On the season, Book is 177-of-301 for 2,293 yards and 26 TDs with 6 INTs.

Below is a breakdown of Book's throws in relation to the line of scrimmage. The chart does not include his 26 throwaways.

Behind the line to 0: 45-of-59 for 355 yards and 3 TDs; 76 percent; 6 yards per attempt

1-5 yards: 59-of-76 for 492 yards and 7 TDs; 78 percent; 6.5 YPA

6-10 yards: 24-of-47 for 253 yards and 3 TDs with 2 INTs; 51 percent; 5.4 YPA

11-15 yards: 15-of-24 for 261 yards and 4 TDs with 1 INT; 63 percent; 10.9 YPA

16-20 yards: 8-of-21 for 168 yards and 1 TD with 1 INT; 38 percent; 8 YPA

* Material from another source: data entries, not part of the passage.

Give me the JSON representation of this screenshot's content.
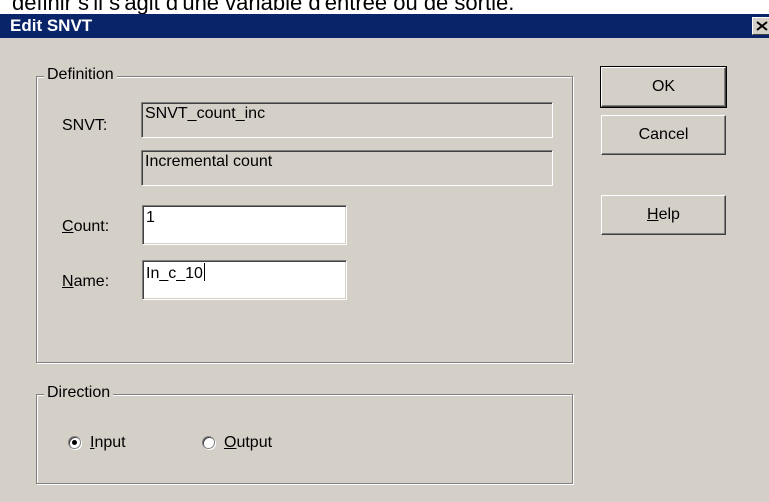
{
  "background_text": "définir s'il s'agit d'une variable d'entrée ou de sortie.",
  "dialog": {
    "title": "Edit SNVT",
    "buttons": {
      "ok": "OK",
      "cancel": "Cancel",
      "help_mnemonic": "H",
      "help_rest": "elp"
    }
  },
  "definition": {
    "legend": "Definition",
    "snvt_label": "SNVT:",
    "snvt_name": "SNVT_count_inc",
    "snvt_description": "Incremental count",
    "count_label_mnemonic": "C",
    "count_label_rest": "ount:",
    "count_value": "1",
    "name_label_mnemonic": "N",
    "name_label_rest": "ame:",
    "name_value": "In_c_10"
  },
  "direction": {
    "legend": "Direction",
    "options": [
      {
        "mnemonic": "I",
        "rest": "nput",
        "selected": true
      },
      {
        "mnemonic": "O",
        "rest": "utput",
        "selected": false
      }
    ]
  },
  "colors": {
    "title_bar": "#0a246a",
    "dialog_face": "#d4d0c8"
  }
}
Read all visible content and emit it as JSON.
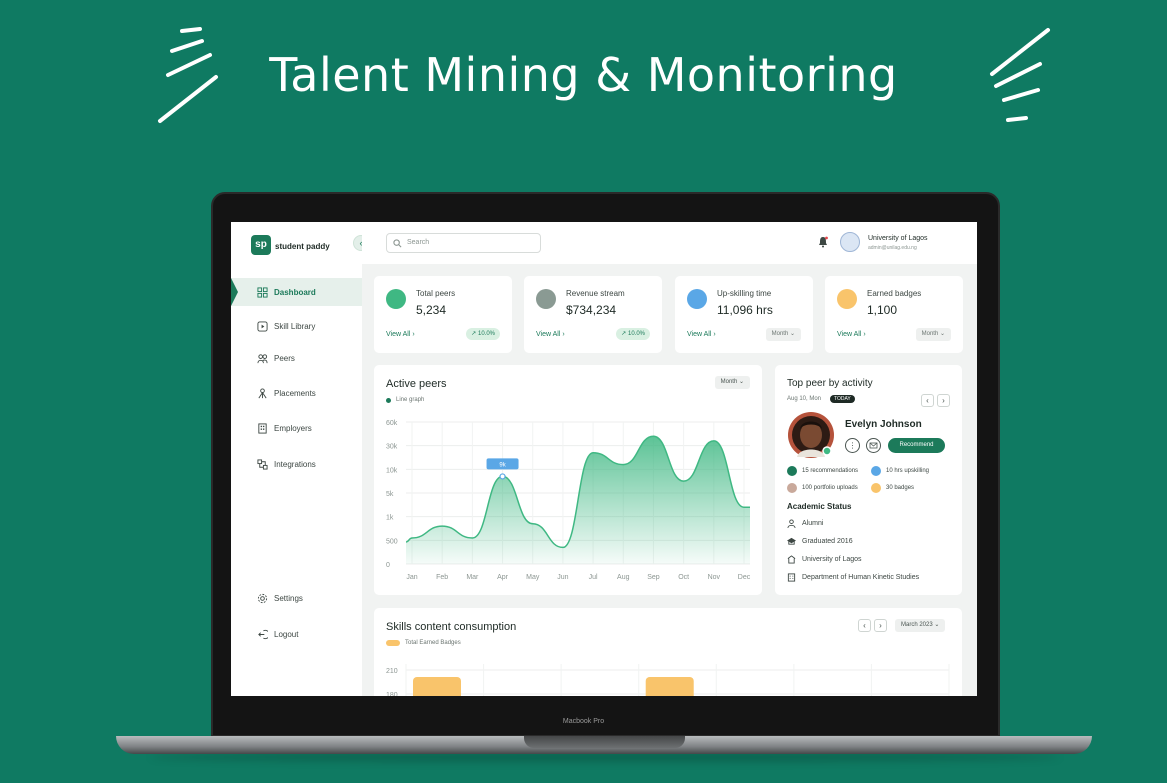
{
  "headline": "Talent Mining & Monitoring",
  "laptop_label": "Macbook Pro",
  "brand": {
    "logo_mark": "sp",
    "name": "student paddy",
    "accent": "#1c7a5a"
  },
  "search": {
    "placeholder": "Search"
  },
  "user": {
    "name": "University of Lagos",
    "email": "admin@unilag.edu.ng"
  },
  "nav": {
    "items": [
      {
        "label": "Dashboard",
        "icon": "grid-icon",
        "active": true
      },
      {
        "label": "Skill Library",
        "icon": "video-icon"
      },
      {
        "label": "Peers",
        "icon": "users-icon"
      },
      {
        "label": "Placements",
        "icon": "network-icon"
      },
      {
        "label": "Employers",
        "icon": "building-icon"
      },
      {
        "label": "Integrations",
        "icon": "integration-icon"
      }
    ],
    "settings": "Settings",
    "logout": "Logout"
  },
  "stats": [
    {
      "label": "Total peers",
      "value": "5,234",
      "link": "View All",
      "badge": "10.0%"
    },
    {
      "label": "Revenue stream",
      "value": "$734,234",
      "link": "View All",
      "badge": "10.0%"
    },
    {
      "label": "Up-skilling time",
      "value": "11,096 hrs",
      "link": "View All",
      "badge": "Month"
    },
    {
      "label": "Earned badges",
      "value": "1,100",
      "link": "View All",
      "badge": "Month"
    }
  ],
  "active_peers": {
    "title": "Active peers",
    "filter": "Month",
    "legend": "Line graph",
    "tooltip": "9k"
  },
  "chart_data": [
    {
      "type": "area",
      "title": "Active peers",
      "legend": [
        "Line graph"
      ],
      "y_ticks": [
        "60k",
        "30k",
        "10k",
        "5k",
        "1k",
        "500",
        "0"
      ],
      "categories": [
        "Jan",
        "Feb",
        "Mar",
        "Apr",
        "May",
        "Jun",
        "Jul",
        "Aug",
        "Sep",
        "Oct",
        "Nov",
        "Dec"
      ],
      "values_tick_units": [
        1.1,
        1.6,
        1.1,
        3.7,
        1.7,
        0.7,
        4.7,
        4.2,
        5.4,
        3.5,
        5.2,
        2.4
      ],
      "highlight": {
        "category": "Apr",
        "label": "9k"
      },
      "color": "#3fb883",
      "grid": true
    },
    {
      "type": "bar",
      "title": "Skills content consumption",
      "legend": [
        "Total Earned Badges"
      ],
      "y_ticks": [
        "210",
        "180"
      ],
      "color": "#f9c46b"
    }
  ],
  "top_peer": {
    "title": "Top peer by activity",
    "date": "Aug 10, Mon",
    "today": "TODAY",
    "name": "Evelyn Johnson",
    "recommend": "Recommend",
    "metrics": [
      {
        "label": "15 recommendations",
        "color": "#1c7a5a"
      },
      {
        "label": "10 hrs upskilling",
        "color": "#5aa7e6"
      },
      {
        "label": "100 portfolio uploads",
        "color": "#c9a99b"
      },
      {
        "label": "30 badges",
        "color": "#f9c46b"
      }
    ],
    "academic_title": "Academic Status",
    "academic": [
      {
        "label": "Alumni",
        "icon": "person-icon"
      },
      {
        "label": "Graduated 2016",
        "icon": "graduation-cap-icon"
      },
      {
        "label": "University of Lagos",
        "icon": "school-icon"
      },
      {
        "label": "Department of Human Kinetic Studies",
        "icon": "building-icon"
      }
    ]
  },
  "skills": {
    "title": "Skills content consumption",
    "legend": "Total Earned Badges",
    "period": "March 2023"
  }
}
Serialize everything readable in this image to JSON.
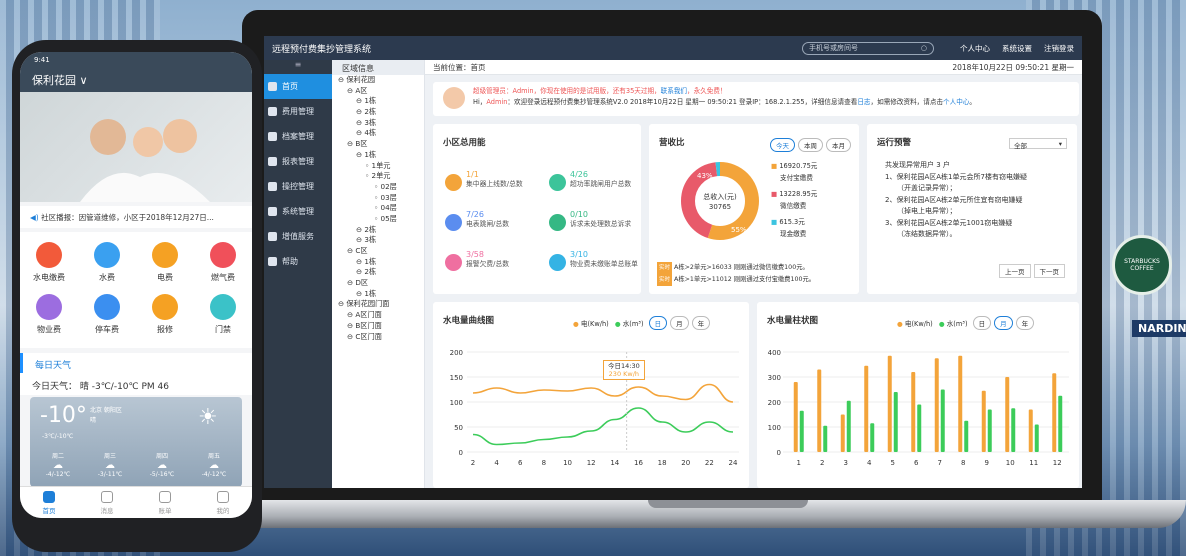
{
  "laptop": {
    "app_title": "远程预付费集抄管理系统",
    "search_placeholder": "手机号或房间号",
    "top_links": [
      "个人中心",
      "系统设置",
      "注销登录"
    ],
    "collapse": "≡",
    "nav": [
      "首页",
      "费用管理",
      "档案管理",
      "报表管理",
      "操控管理",
      "系统管理",
      "增值服务",
      "帮助"
    ],
    "tree_header": "区域信息",
    "tree": [
      "保利花园",
      "A区",
      "1栋",
      "2栋",
      "3栋",
      "4栋",
      "B区",
      "1栋",
      "1单元",
      "2单元",
      "02层",
      "03层",
      "04层",
      "05层",
      "2栋",
      "3栋",
      "C区",
      "1栋",
      "2栋",
      "D区",
      "1栋",
      "保利花园门面",
      "A区门面",
      "B区门面",
      "C区门面"
    ],
    "crumb": "当前位置：首页",
    "datetime": "2018年10月22日    09:50:21    星期一",
    "welcome_line1_a": "超级管理员：Admin，你现在使用的是试用版，还有35天过期，",
    "welcome_line1_b": "联系我们",
    "welcome_line1_c": "，永久免费！",
    "welcome_line2_a": "Hi，",
    "welcome_line2_b": "Admin",
    "welcome_line2_c": "：欢迎登录远程预付费集抄管理系统V2.0    2018年10月22日    星期一    09:50:21    登录IP：168.2.1.255，详细信息请查看",
    "welcome_line2_d": "日志",
    "welcome_line2_e": "，如需修改资料，请点击",
    "welcome_line2_f": "个人中心",
    "welcome_line2_g": "。",
    "energy": {
      "title": "小区总用能",
      "stats": [
        {
          "value": "1/1",
          "label": "集中器上线数/总数",
          "color": "#f3a43a"
        },
        {
          "value": "4/26",
          "label": "超功率跳闸用户总数",
          "color": "#3cc49a"
        },
        {
          "value": "7/26",
          "label": "电表跳闸/总数",
          "color": "#5b8def"
        },
        {
          "value": "0/10",
          "label": "诉求未处理数总诉求",
          "color": "#35b884"
        },
        {
          "value": "3/58",
          "label": "报警欠费/总数",
          "color": "#ef6fa0"
        },
        {
          "value": "3/10",
          "label": "物业费未缴账单总账单",
          "color": "#34b3e4"
        }
      ]
    },
    "revenue": {
      "title": "营收比",
      "tabs": [
        "今天",
        "本周",
        "本月"
      ],
      "center_label": "总收入(元)",
      "center_value": "30765",
      "pct_a": "43%",
      "pct_b": "55%",
      "items": [
        {
          "value": "16920.75元",
          "label": "支付宝缴费",
          "color": "#f3a43a"
        },
        {
          "value": "13228.95元",
          "label": "微信缴费",
          "color": "#e85a6a"
        },
        {
          "value": "615.3元",
          "label": "现金缴费",
          "color": "#3cc4e0"
        }
      ],
      "tag": "实时",
      "news": [
        "A栋>2单元>16033 刚刚通过微信缴费100元。",
        "A栋>1单元>11012 刚刚通过支付宝缴费100元。"
      ]
    },
    "alert": {
      "title": "运行预警",
      "select": "全部",
      "summary": "共发现异常用户 3 户",
      "items": [
        "1、保利花园A区A栋1单元会所7楼有窃电嫌疑",
        "（开盖记录异常）；",
        "2、保利花园A区A栋2单元所住宜有窃电嫌疑",
        "（掉电上电异常）；",
        "3、保利花园A区A栋2单元1001窃电嫌疑",
        "（冻结数据异常）。"
      ],
      "prev": "上一页",
      "next": "下一页"
    },
    "line_chart": {
      "title": "水电量曲线图",
      "legend_e": "电(Kw/h)",
      "legend_w": "水(m³)",
      "tabs": [
        "日",
        "月",
        "年"
      ],
      "tip_time": "今日14:30",
      "tip_value": "230 Kw/h"
    },
    "bar_chart": {
      "title": "水电量柱状图",
      "legend_e": "电(Kw/h)",
      "legend_w": "水(m³)",
      "tabs": [
        "日",
        "月",
        "年"
      ]
    },
    "colors": {
      "electric": "#f3a43a",
      "water": "#3ccc5a",
      "accent": "#1e7fd8"
    }
  },
  "chart_data": [
    {
      "type": "line",
      "title": "水电量曲线图",
      "x": [
        2,
        4,
        6,
        8,
        10,
        12,
        14,
        16,
        18,
        20,
        22,
        24
      ],
      "ylim": [
        0,
        200
      ],
      "yticks": [
        0,
        50,
        100,
        150,
        200
      ],
      "series": [
        {
          "name": "电(Kw/h)",
          "values": [
            118,
            128,
            118,
            124,
            122,
            128,
            112,
            130,
            112,
            105,
            135,
            100
          ]
        },
        {
          "name": "水(m³)",
          "values": [
            35,
            15,
            18,
            25,
            30,
            42,
            65,
            88,
            60,
            40,
            60,
            40
          ]
        }
      ]
    },
    {
      "type": "bar",
      "title": "水电量柱状图",
      "categories": [
        "1",
        "2",
        "3",
        "4",
        "5",
        "6",
        "7",
        "8",
        "9",
        "10",
        "11",
        "12"
      ],
      "ylim": [
        0,
        400
      ],
      "yticks": [
        0,
        100,
        200,
        300,
        400
      ],
      "series": [
        {
          "name": "电(Kw/h)",
          "values": [
            280,
            330,
            150,
            345,
            385,
            320,
            375,
            385,
            245,
            300,
            170,
            315
          ]
        },
        {
          "name": "水(m³)",
          "values": [
            165,
            105,
            205,
            115,
            240,
            190,
            250,
            125,
            170,
            175,
            110,
            225
          ]
        }
      ]
    }
  ],
  "phone": {
    "time": "9:41",
    "community": "保利花园 ∨",
    "notice": "社区播报：因管道维修，小区于2018年12月27日...",
    "services": [
      "水电缴费",
      "水费",
      "电费",
      "燃气费",
      "物业费",
      "停车费",
      "报修",
      "门禁"
    ],
    "service_colors": [
      "#f25a3a",
      "#3aa0f0",
      "#f5a123",
      "#f0505a",
      "#9c6de0",
      "#3b8ff0",
      "#f5a123",
      "#3bc2c8"
    ],
    "weather_title": "每日天气",
    "weather_today": "今日天气：  晴 -3℃/-10℃    PM 46",
    "temp": "-10°",
    "location": "北京 朝阳区",
    "cond": "晴",
    "range": "-3℃/-10℃",
    "days": [
      {
        "d": "周二",
        "t": "-4/-12℃"
      },
      {
        "d": "周三",
        "t": "-3/-11℃"
      },
      {
        "d": "周四",
        "t": "-5/-16℃"
      },
      {
        "d": "周五",
        "t": "-4/-12℃"
      }
    ],
    "tabs": [
      "首页",
      "消息",
      "账单",
      "我的"
    ]
  },
  "bg": {
    "starbucks": "STARBUCKS COFFEE",
    "sign": "NARDIN"
  }
}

21-30 yards: 20-of-31 for 504 yards and 4 TDs with 1 INT; 65 percent; 16.3 YPA

31-plus yards: 6-of-17 for 260 yards and 4 TDs and 1 INT; 35 percent; 15.3 YPA